Exercise inputs:
——
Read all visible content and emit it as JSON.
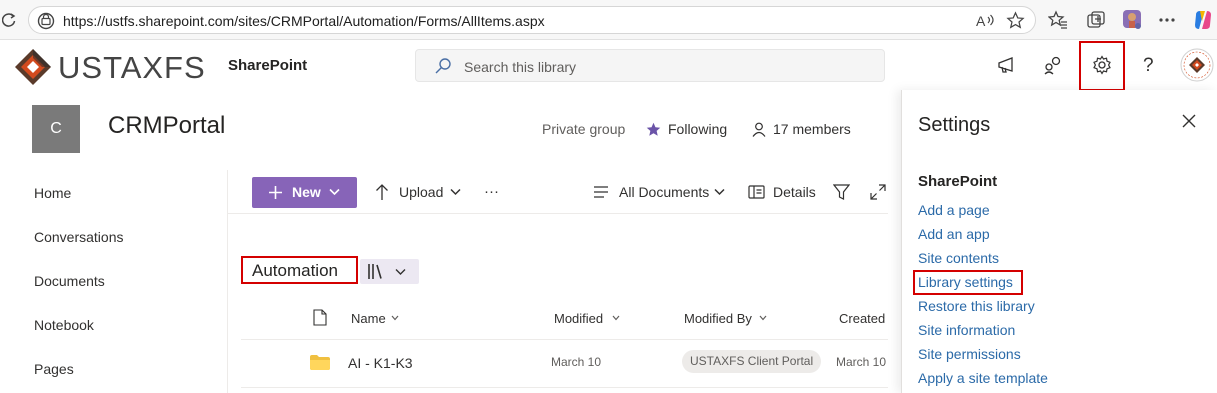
{
  "browser": {
    "url": "https://ustfs.sharepoint.com/sites/CRMPortal/Automation/Forms/AllItems.aspx"
  },
  "suite": {
    "logo_text": "USTAXFS",
    "app_name": "SharePoint",
    "search_placeholder": "Search this library"
  },
  "site": {
    "icon_letter": "C",
    "title": "CRMPortal",
    "privacy": "Private group",
    "following": "Following",
    "members": "17 members"
  },
  "nav": {
    "items": [
      {
        "label": "Home"
      },
      {
        "label": "Conversations"
      },
      {
        "label": "Documents"
      },
      {
        "label": "Notebook"
      },
      {
        "label": "Pages"
      }
    ]
  },
  "commandbar": {
    "new_label": "New",
    "upload_label": "Upload",
    "view_label": "All Documents",
    "details_label": "Details"
  },
  "library": {
    "title": "Automation",
    "columns": [
      "Name",
      "Modified",
      "Modified By",
      "Created"
    ],
    "rows": [
      {
        "name": "AI - K1-K3",
        "modified": "March 10",
        "modified_by": "USTAXFS Client Portal",
        "created": "March 10"
      }
    ]
  },
  "settings_pane": {
    "title": "Settings",
    "section": "SharePoint",
    "links": [
      "Add a page",
      "Add an app",
      "Site contents",
      "Library settings",
      "Restore this library",
      "Site information",
      "Site permissions",
      "Apply a site template"
    ]
  },
  "colors": {
    "accent": "#8764b8",
    "link": "#2b6aa8",
    "highlight": "#d40000"
  }
}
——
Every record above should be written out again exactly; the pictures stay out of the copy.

Read all visible content and emit it as JSON.
{
  "browser": {
    "url": "https://ustfs.sharepoint.com/sites/CRMPortal/Automation/Forms/AllItems.aspx"
  },
  "suite": {
    "logo_text": "USTAXFS",
    "app_name": "SharePoint",
    "search_placeholder": "Search this library"
  },
  "site": {
    "icon_letter": "C",
    "title": "CRMPortal",
    "privacy": "Private group",
    "following": "Following",
    "members": "17 members"
  },
  "nav": {
    "items": [
      {
        "label": "Home"
      },
      {
        "label": "Conversations"
      },
      {
        "label": "Documents"
      },
      {
        "label": "Notebook"
      },
      {
        "label": "Pages"
      }
    ]
  },
  "commandbar": {
    "new_label": "New",
    "upload_label": "Upload",
    "view_label": "All Documents",
    "details_label": "Details"
  },
  "library": {
    "title": "Automation",
    "columns": [
      "Name",
      "Modified",
      "Modified By",
      "Created"
    ],
    "rows": [
      {
        "name": "AI - K1-K3",
        "modified": "March 10",
        "modified_by": "USTAXFS Client Portal",
        "created": "March 10"
      }
    ]
  },
  "settings_pane": {
    "title": "Settings",
    "section": "SharePoint",
    "links": [
      "Add a page",
      "Add an app",
      "Site contents",
      "Library settings",
      "Restore this library",
      "Site information",
      "Site permissions",
      "Apply a site template"
    ]
  },
  "colors": {
    "accent": "#8764b8",
    "link": "#2b6aa8",
    "highlight": "#d40000"
  }
}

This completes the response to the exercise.